(Collected data entries)
--- START ---

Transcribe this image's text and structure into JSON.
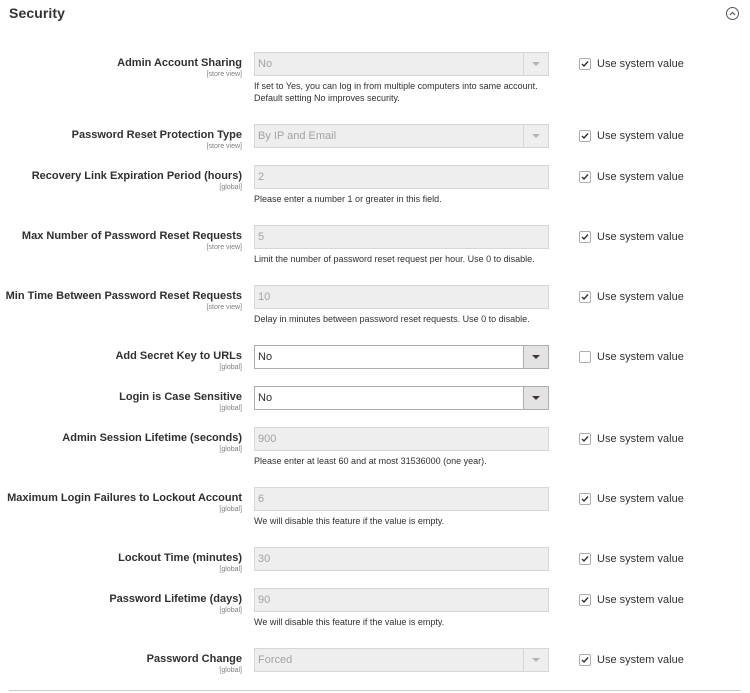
{
  "section": {
    "title": "Security",
    "collapse_icon": "chevron-up-circle-icon"
  },
  "use_system_label": "Use system value",
  "fields": [
    {
      "label": "Admin Account Sharing",
      "scope": "[store view]",
      "type": "select",
      "value": "No",
      "disabled": true,
      "note": "If set to Yes, you can log in from multiple computers into same account. Default setting No improves security.",
      "use_system": true
    },
    {
      "label": "Password Reset Protection Type",
      "scope": "[store view]",
      "type": "select",
      "value": "By IP and Email",
      "disabled": true,
      "note": "",
      "use_system": true
    },
    {
      "label": "Recovery Link Expiration Period (hours)",
      "scope": "[global]",
      "type": "text",
      "value": "2",
      "disabled": true,
      "note": "Please enter a number 1 or greater in this field.",
      "use_system": true
    },
    {
      "label": "Max Number of Password Reset Requests",
      "scope": "[store view]",
      "type": "text",
      "value": "5",
      "disabled": true,
      "note": "Limit the number of password reset request per hour. Use 0 to disable.",
      "use_system": true
    },
    {
      "label": "Min Time Between Password Reset Requests",
      "scope": "[store view]",
      "type": "text",
      "value": "10",
      "disabled": true,
      "note": "Delay in minutes between password reset requests. Use 0 to disable.",
      "use_system": true
    },
    {
      "label": "Add Secret Key to URLs",
      "scope": "[global]",
      "type": "select",
      "value": "No",
      "disabled": false,
      "note": "",
      "use_system": false
    },
    {
      "label": "Login is Case Sensitive",
      "scope": "[global]",
      "type": "select",
      "value": "No",
      "disabled": false,
      "note": "",
      "use_system": null
    },
    {
      "label": "Admin Session Lifetime (seconds)",
      "scope": "[global]",
      "type": "text",
      "value": "900",
      "disabled": true,
      "note": "Please enter at least 60 and at most 31536000 (one year).",
      "use_system": true
    },
    {
      "label": "Maximum Login Failures to Lockout Account",
      "scope": "[global]",
      "type": "text",
      "value": "6",
      "disabled": true,
      "note": "We will disable this feature if the value is empty.",
      "use_system": true
    },
    {
      "label": "Lockout Time (minutes)",
      "scope": "[global]",
      "type": "text",
      "value": "30",
      "disabled": true,
      "note": "",
      "use_system": true
    },
    {
      "label": "Password Lifetime (days)",
      "scope": "[global]",
      "type": "text",
      "value": "90",
      "disabled": true,
      "note": "We will disable this feature if the value is empty.",
      "use_system": true
    },
    {
      "label": "Password Change",
      "scope": "[global]",
      "type": "select",
      "value": "Forced",
      "disabled": true,
      "note": "",
      "use_system": true
    }
  ]
}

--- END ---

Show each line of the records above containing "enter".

      "note": "Please enter a number 1 or greater in this field.",
      "note": "Please enter at least 60 and at most 31536000 (one year).",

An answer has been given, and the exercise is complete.